**TASK DESCRIPTION**
Take from the records below each line that holds "JPEG".

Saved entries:
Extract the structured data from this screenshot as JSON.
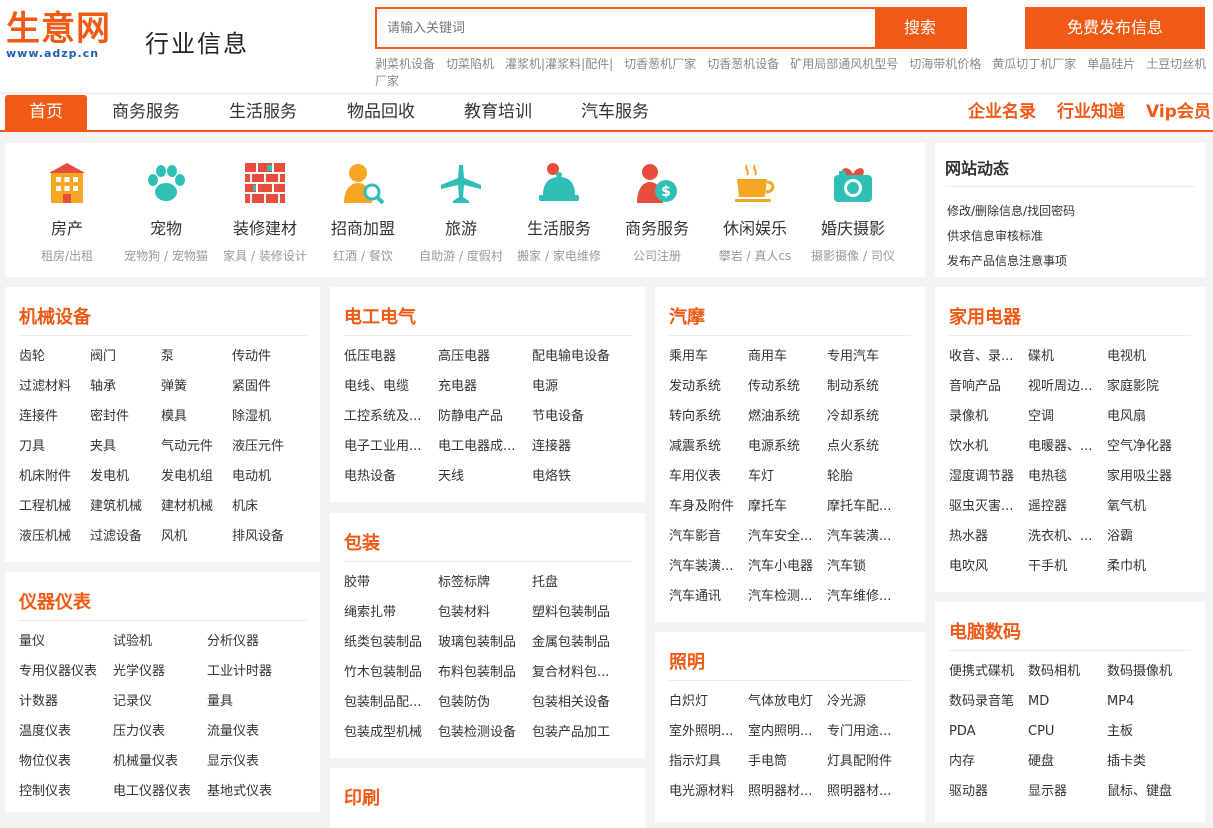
{
  "header": {
    "logo_text": "生意网",
    "logo_domain": "www.adzp.cn",
    "slogan": "行业信息",
    "search_placeholder": "请输入关键词",
    "search_button": "搜索",
    "publish_button": "免费发布信息",
    "hot_words": [
      "剥菜机设备",
      "切菜陷机",
      "灌浆机|灌浆料|配件|",
      "切香葱机厂家",
      "切香葱机设备",
      "矿用局部通风机型号",
      "切海带机价格",
      "黄瓜切丁机厂家",
      "单晶硅片",
      "土豆切丝机厂家"
    ]
  },
  "nav": {
    "items": [
      "首页",
      "商务服务",
      "生活服务",
      "物品回收",
      "教育培训",
      "汽车服务"
    ],
    "active": "首页",
    "right_items": [
      "企业名录",
      "行业知道",
      "Vip会员"
    ]
  },
  "categories": [
    {
      "name": "房产",
      "sub": "租房/出租",
      "icon": "building-icon",
      "color": "#f5a623"
    },
    {
      "name": "宠物",
      "sub": "宠物狗 / 宠物猫",
      "icon": "paw-icon",
      "color": "#2fbfb7"
    },
    {
      "name": "装修建材",
      "sub": "家具 / 装修设计",
      "icon": "brick-wall-icon",
      "color": "#e84c3d"
    },
    {
      "name": "招商加盟",
      "sub": "红酒 / 餐饮",
      "icon": "person-search-icon",
      "color": "#f5a623"
    },
    {
      "name": "旅游",
      "sub": "自助游 / 度假村",
      "icon": "airplane-icon",
      "color": "#2fbfb7"
    },
    {
      "name": "生活服务",
      "sub": "搬家 / 家电维修",
      "icon": "service-bell-icon",
      "color": "#2fbfb7"
    },
    {
      "name": "商务服务",
      "sub": "公司注册",
      "icon": "business-money-icon",
      "color": "#f05a14"
    },
    {
      "name": "休闲娱乐",
      "sub": "攀岩 / 真人cs",
      "icon": "coffee-cup-icon",
      "color": "#f5a623"
    },
    {
      "name": "婚庆摄影",
      "sub": "摄影摄像 / 司仪",
      "icon": "camera-icon",
      "color": "#2fbfb7"
    }
  ],
  "news": {
    "title": "网站动态",
    "items": [
      "修改/删除信息/找回密码",
      "供求信息审核标准",
      "发布产品信息注意事项"
    ]
  },
  "sections": {
    "jixie": {
      "title": "机械设备",
      "links": [
        "齿轮",
        "阀门",
        "泵",
        "传动件",
        "过滤材料",
        "轴承",
        "弹簧",
        "紧固件",
        "连接件",
        "密封件",
        "模具",
        "除湿机",
        "刀具",
        "夹具",
        "气动元件",
        "液压元件",
        "机床附件",
        "发电机",
        "发电机组",
        "电动机",
        "工程机械",
        "建筑机械",
        "建材机械",
        "机床",
        "液压机械",
        "过滤设备",
        "风机",
        "排风设备"
      ]
    },
    "yiqi": {
      "title": "仪器仪表",
      "links": [
        "量仪",
        "试验机",
        "分析仪器",
        "专用仪器仪表",
        "光学仪器",
        "工业计时器",
        "计数器",
        "记录仪",
        "量具",
        "温度仪表",
        "压力仪表",
        "流量仪表",
        "物位仪表",
        "机械量仪表",
        "显示仪表",
        "控制仪表",
        "电工仪器仪表",
        "基地式仪表"
      ]
    },
    "diangong": {
      "title": "电工电气",
      "links": [
        "低压电器",
        "高压电器",
        "配电输电设备",
        "电线、电缆",
        "充电器",
        "电源",
        "工控系统及...",
        "防静电产品",
        "节电设备",
        "电子工业用...",
        "电工电器成...",
        "连接器",
        "电热设备",
        "天线",
        "电烙铁"
      ]
    },
    "baozhuang": {
      "title": "包装",
      "links": [
        "胶带",
        "标签标牌",
        "托盘",
        "绳索扎带",
        "包装材料",
        "塑料包装制品",
        "纸类包装制品",
        "玻璃包装制品",
        "金属包装制品",
        "竹木包装制品",
        "布料包装制品",
        "复合材料包...",
        "包装制品配...",
        "包装防伪",
        "包装相关设备",
        "包装成型机械",
        "包装检测设备",
        "包装产品加工"
      ]
    },
    "yinshua": {
      "title": "印刷"
    },
    "qimo": {
      "title": "汽摩",
      "links": [
        "乘用车",
        "商用车",
        "专用汽车",
        "发动系统",
        "传动系统",
        "制动系统",
        "转向系统",
        "燃油系统",
        "冷却系统",
        "减震系统",
        "电源系统",
        "点火系统",
        "车用仪表",
        "车灯",
        "轮胎",
        "车身及附件",
        "摩托车",
        "摩托车配...",
        "汽车影音",
        "汽车安全...",
        "汽车装潢...",
        "汽车装潢...",
        "汽车小电器",
        "汽车锁",
        "汽车通讯",
        "汽车检测...",
        "汽车维修..."
      ]
    },
    "zhaoming": {
      "title": "照明",
      "links": [
        "白炽灯",
        "气体放电灯",
        "冷光源",
        "室外照明...",
        "室内照明...",
        "专门用途...",
        "指示灯具",
        "手电筒",
        "灯具配附件",
        "电光源材料",
        "照明器材...",
        "照明器材..."
      ]
    },
    "jiayong": {
      "title": "家用电器",
      "links": [
        "收音、录...",
        "碟机",
        "电视机",
        "音响产品",
        "视听周边...",
        "家庭影院",
        "录像机",
        "空调",
        "电风扇",
        "饮水机",
        "电暖器、...",
        "空气净化器",
        "湿度调节器",
        "电热毯",
        "家用吸尘器",
        "驱虫灭害...",
        "遥控器",
        "氧气机",
        "热水器",
        "洗衣机、...",
        "浴霸",
        "电吹风",
        "干手机",
        "柔巾机"
      ]
    },
    "diannao": {
      "title": "电脑数码",
      "links": [
        "便携式碟机",
        "数码相机",
        "数码摄像机",
        "数码录音笔",
        "MD",
        "MP4",
        "PDA",
        "CPU",
        "主板",
        "内存",
        "硬盘",
        "插卡类",
        "驱动器",
        "显示器",
        "鼠标、键盘"
      ]
    }
  }
}
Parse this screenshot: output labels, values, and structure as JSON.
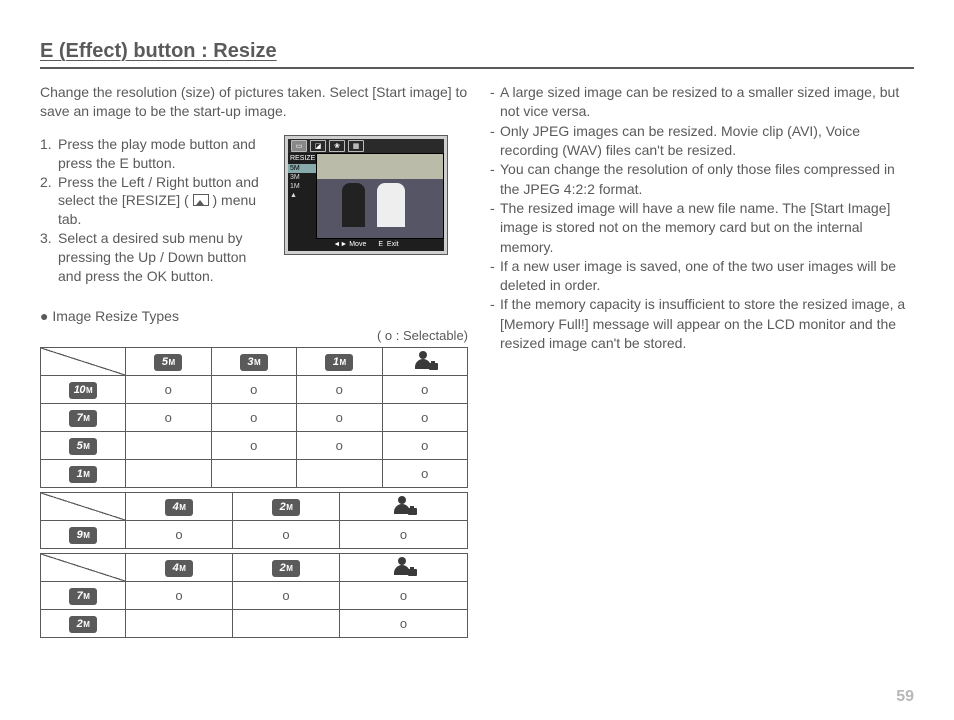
{
  "page": {
    "title": "E (Effect) button : Resize",
    "intro": "Change the resolution (size) of pictures taken. Select [Start image] to save an image to be the start-up image.",
    "number": "59"
  },
  "steps": [
    {
      "n": "1.",
      "t": "Press the play mode button and press the E button."
    },
    {
      "n": "2.",
      "t_pre": "Press the Left / Right  button and select the [RESIZE] ( ",
      "t_post": " ) menu tab."
    },
    {
      "n": "3.",
      "t": "Select a desired sub menu by pressing the Up / Down button and press the OK button."
    }
  ],
  "lcd": {
    "header": "RESIZE",
    "options": [
      "5M",
      "3M",
      "1M",
      ""
    ],
    "footer_left": "Move",
    "footer_right": "Exit",
    "footer_e": "E"
  },
  "legend_label": "Image Resize Types",
  "selectable_note": "( o : Selectable)",
  "o": "o",
  "sizes": {
    "s5": "5",
    "s3": "3",
    "s1": "1",
    "s10": "10",
    "s7": "7",
    "s4": "4",
    "s2": "2",
    "s9": "9",
    "M": "M"
  },
  "table1": {
    "cols": [
      "5M",
      "3M",
      "1M",
      "person"
    ],
    "rows": [
      {
        "h": "10M",
        "c": [
          "o",
          "o",
          "o",
          "o"
        ]
      },
      {
        "h": "7M",
        "c": [
          "o",
          "o",
          "o",
          "o"
        ]
      },
      {
        "h": "5M",
        "c": [
          "",
          "o",
          "o",
          "o"
        ]
      },
      {
        "h": "1M",
        "c": [
          "",
          "",
          "",
          "o"
        ]
      }
    ]
  },
  "table2": {
    "cols": [
      "4M",
      "2M",
      "person"
    ],
    "rows": [
      {
        "h": "9M",
        "c": [
          "o",
          "o",
          "o"
        ]
      }
    ]
  },
  "table3": {
    "cols": [
      "4M",
      "2M",
      "person"
    ],
    "rows": [
      {
        "h": "7M",
        "c": [
          "o",
          "o",
          "o"
        ]
      },
      {
        "h": "2M",
        "c": [
          "",
          "",
          "o"
        ]
      }
    ]
  },
  "notes": [
    "A large sized image can be resized to a smaller sized image, but not vice versa.",
    "Only JPEG images can be resized. Movie clip (AVI), Voice recording (WAV) files can't be resized.",
    "You can change the resolution of only those files compressed in the JPEG 4:2:2 format.",
    " The resized image will have a new file name. The [Start Image] image is stored not on the memory card but on the internal memory.",
    "If a new user image is saved, one of the two user images will be deleted in order.",
    "If the memory capacity is insufficient to store the resized image, a [Memory Full!] message will appear on the LCD monitor and the resized image can't be stored."
  ]
}
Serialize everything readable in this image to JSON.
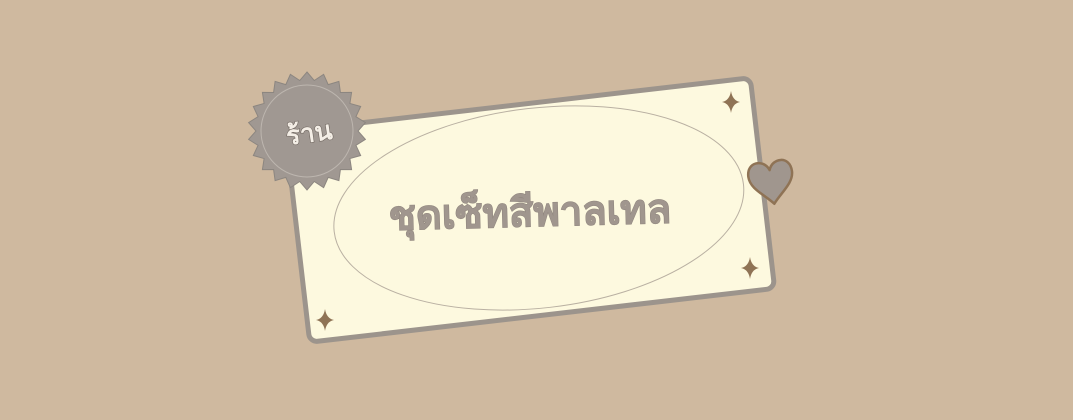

**SOLUTION TO THIS EXERCISE**
    "Only JPEG images can be resized. Movie clip (AVI), Voice recording (WAV) files can't be resized.",
    "You can change the resolution of only those files compressed in the JPEG 4:2:2 format.",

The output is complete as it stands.